(Element data from apps and pages)
%%
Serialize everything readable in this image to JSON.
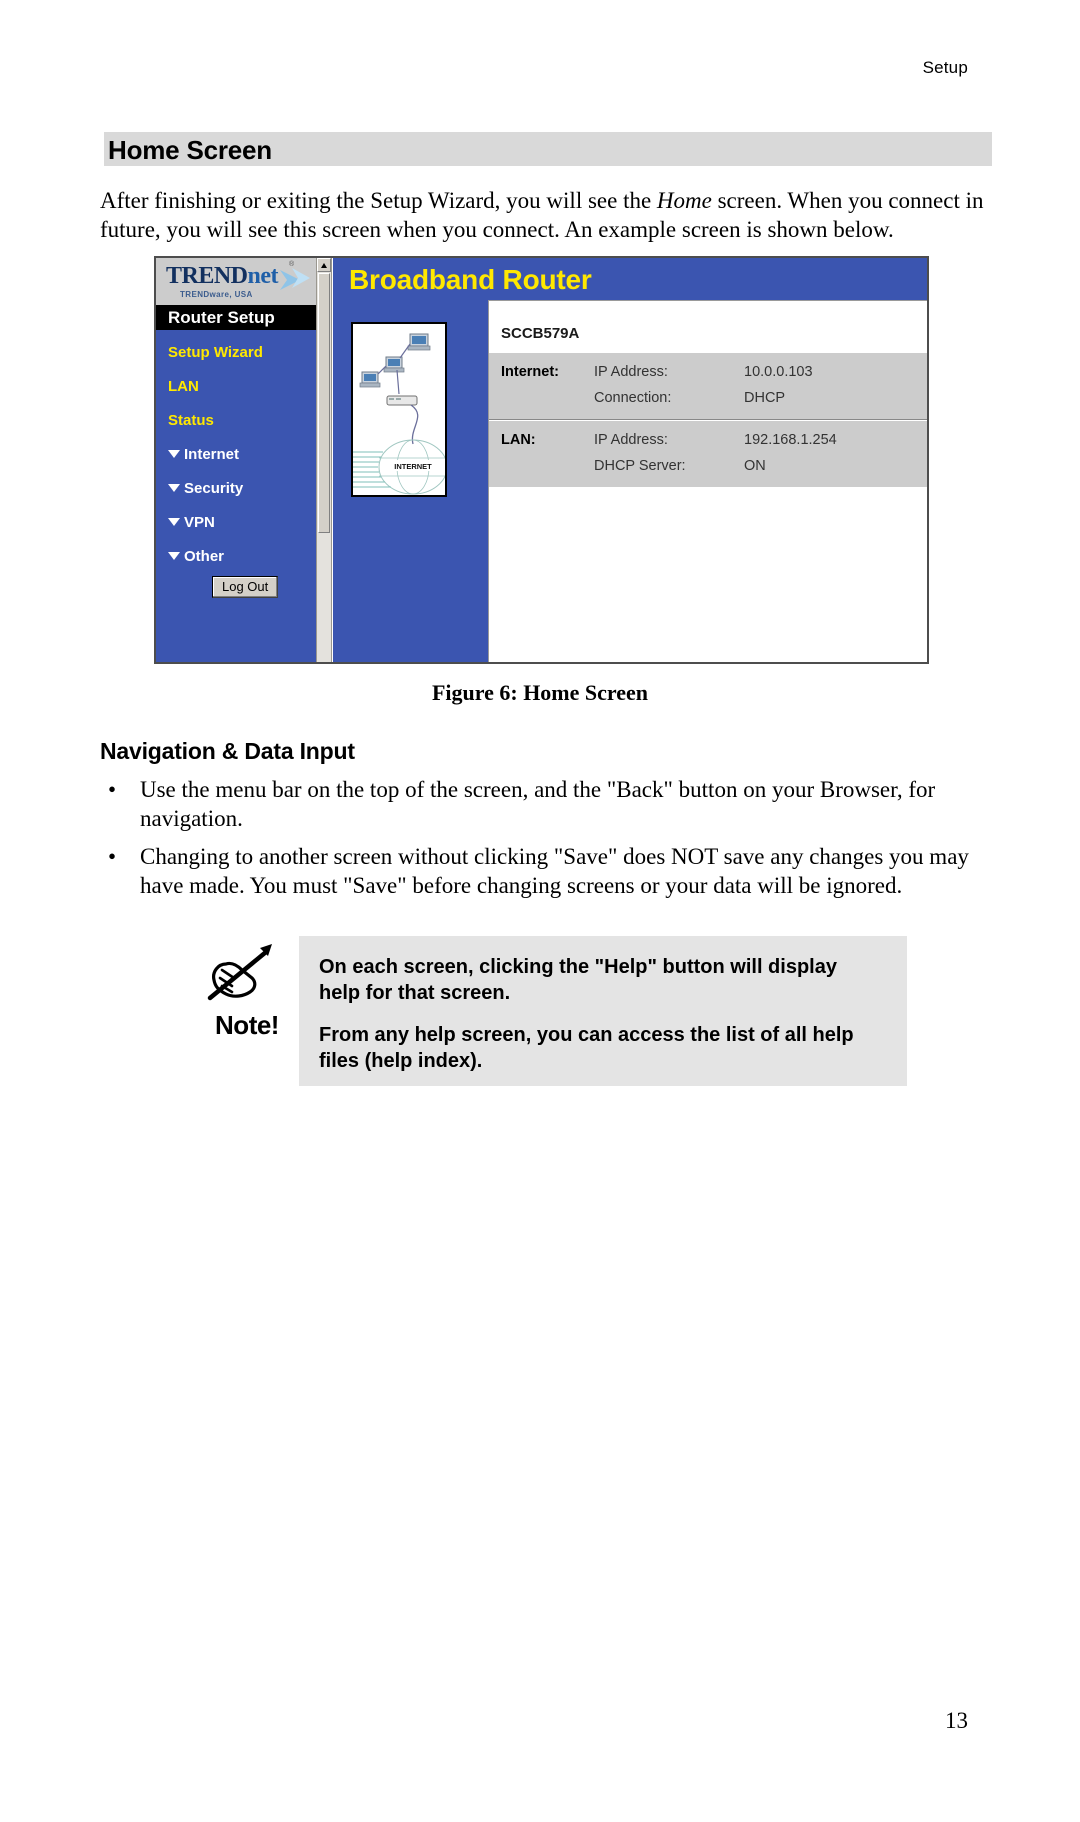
{
  "header": {
    "running_head": "Setup"
  },
  "section": {
    "title": "Home Screen",
    "intro_part1": "After finishing or exiting the Setup Wizard, you will see the ",
    "intro_emphasis": "Home",
    "intro_part2": " screen. When you connect in future, you will see this screen when you connect. An example screen is shown below."
  },
  "figure": {
    "caption": "Figure 6: Home Screen",
    "screenshot": {
      "brand": {
        "name_part1": "TREND",
        "name_part2": "net",
        "registered_mark": "®",
        "tagline": "TRENDware, USA",
        "swoosh_icon": "swoosh-icon"
      },
      "sidebar": {
        "section_title": "Router Setup",
        "items": [
          {
            "label": "Setup Wizard",
            "type": "link"
          },
          {
            "label": "LAN",
            "type": "link"
          },
          {
            "label": "Status",
            "type": "link"
          },
          {
            "label": "Internet",
            "type": "submenu"
          },
          {
            "label": "Security",
            "type": "submenu"
          },
          {
            "label": "VPN",
            "type": "submenu"
          },
          {
            "label": "Other",
            "type": "submenu"
          }
        ],
        "logout_label": "Log Out"
      },
      "banner_title": "Broadband Router",
      "network_diagram_label": "INTERNET",
      "device_name": "SCCB579A",
      "status": [
        {
          "group": "Internet:",
          "rows": [
            {
              "key": "IP Address:",
              "value": "10.0.0.103"
            },
            {
              "key": "Connection:",
              "value": "DHCP"
            }
          ]
        },
        {
          "group": "LAN:",
          "rows": [
            {
              "key": "IP Address:",
              "value": "192.168.1.254"
            },
            {
              "key": "DHCP Server:",
              "value": "ON"
            }
          ]
        }
      ]
    }
  },
  "navigation_section": {
    "title": "Navigation & Data Input",
    "bullets": [
      "Use the menu bar on the top of the screen, and the \"Back\" button on your Browser, for navigation.",
      "Changing to another screen without clicking \"Save\" does NOT save any changes you may have made. You must \"Save\" before changing screens or your data will be ignored."
    ]
  },
  "note": {
    "icon_label": "Note!",
    "icon_name": "hand-writing-icon",
    "paragraphs": [
      "On each screen, clicking the \"Help\" button will display help for that screen.",
      "From any help screen, you can access the list of all help files (help index)."
    ]
  },
  "footer": {
    "page_number": "13"
  }
}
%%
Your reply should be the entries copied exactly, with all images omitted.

Serialize everything readable in this image to JSON.
{
  "header": {
    "running_head": "Setup"
  },
  "section": {
    "title": "Home Screen",
    "intro_part1": "After finishing or exiting the Setup Wizard, you will see the ",
    "intro_emphasis": "Home",
    "intro_part2": " screen. When you connect in future, you will see this screen when you connect. An example screen is shown below."
  },
  "figure": {
    "caption": "Figure 6: Home Screen",
    "screenshot": {
      "brand": {
        "name_part1": "TREND",
        "name_part2": "net",
        "registered_mark": "®",
        "tagline": "TRENDware, USA",
        "swoosh_icon": "swoosh-icon"
      },
      "sidebar": {
        "section_title": "Router Setup",
        "items": [
          {
            "label": "Setup Wizard",
            "type": "link"
          },
          {
            "label": "LAN",
            "type": "link"
          },
          {
            "label": "Status",
            "type": "link"
          },
          {
            "label": "Internet",
            "type": "submenu"
          },
          {
            "label": "Security",
            "type": "submenu"
          },
          {
            "label": "VPN",
            "type": "submenu"
          },
          {
            "label": "Other",
            "type": "submenu"
          }
        ],
        "logout_label": "Log Out"
      },
      "banner_title": "Broadband Router",
      "network_diagram_label": "INTERNET",
      "device_name": "SCCB579A",
      "status": [
        {
          "group": "Internet:",
          "rows": [
            {
              "key": "IP Address:",
              "value": "10.0.0.103"
            },
            {
              "key": "Connection:",
              "value": "DHCP"
            }
          ]
        },
        {
          "group": "LAN:",
          "rows": [
            {
              "key": "IP Address:",
              "value": "192.168.1.254"
            },
            {
              "key": "DHCP Server:",
              "value": "ON"
            }
          ]
        }
      ]
    }
  },
  "navigation_section": {
    "title": "Navigation & Data Input",
    "bullets": [
      "Use the menu bar on the top of the screen, and the \"Back\" button on your Browser, for navigation.",
      "Changing to another screen without clicking \"Save\" does NOT save any changes you may have made. You must \"Save\" before changing screens or your data will be ignored."
    ]
  },
  "note": {
    "icon_label": "Note!",
    "icon_name": "hand-writing-icon",
    "paragraphs": [
      "On each screen, clicking the \"Help\" button will display help for that screen.",
      "From any help screen, you can access the list of all help files (help index)."
    ]
  },
  "footer": {
    "page_number": "13"
  }
}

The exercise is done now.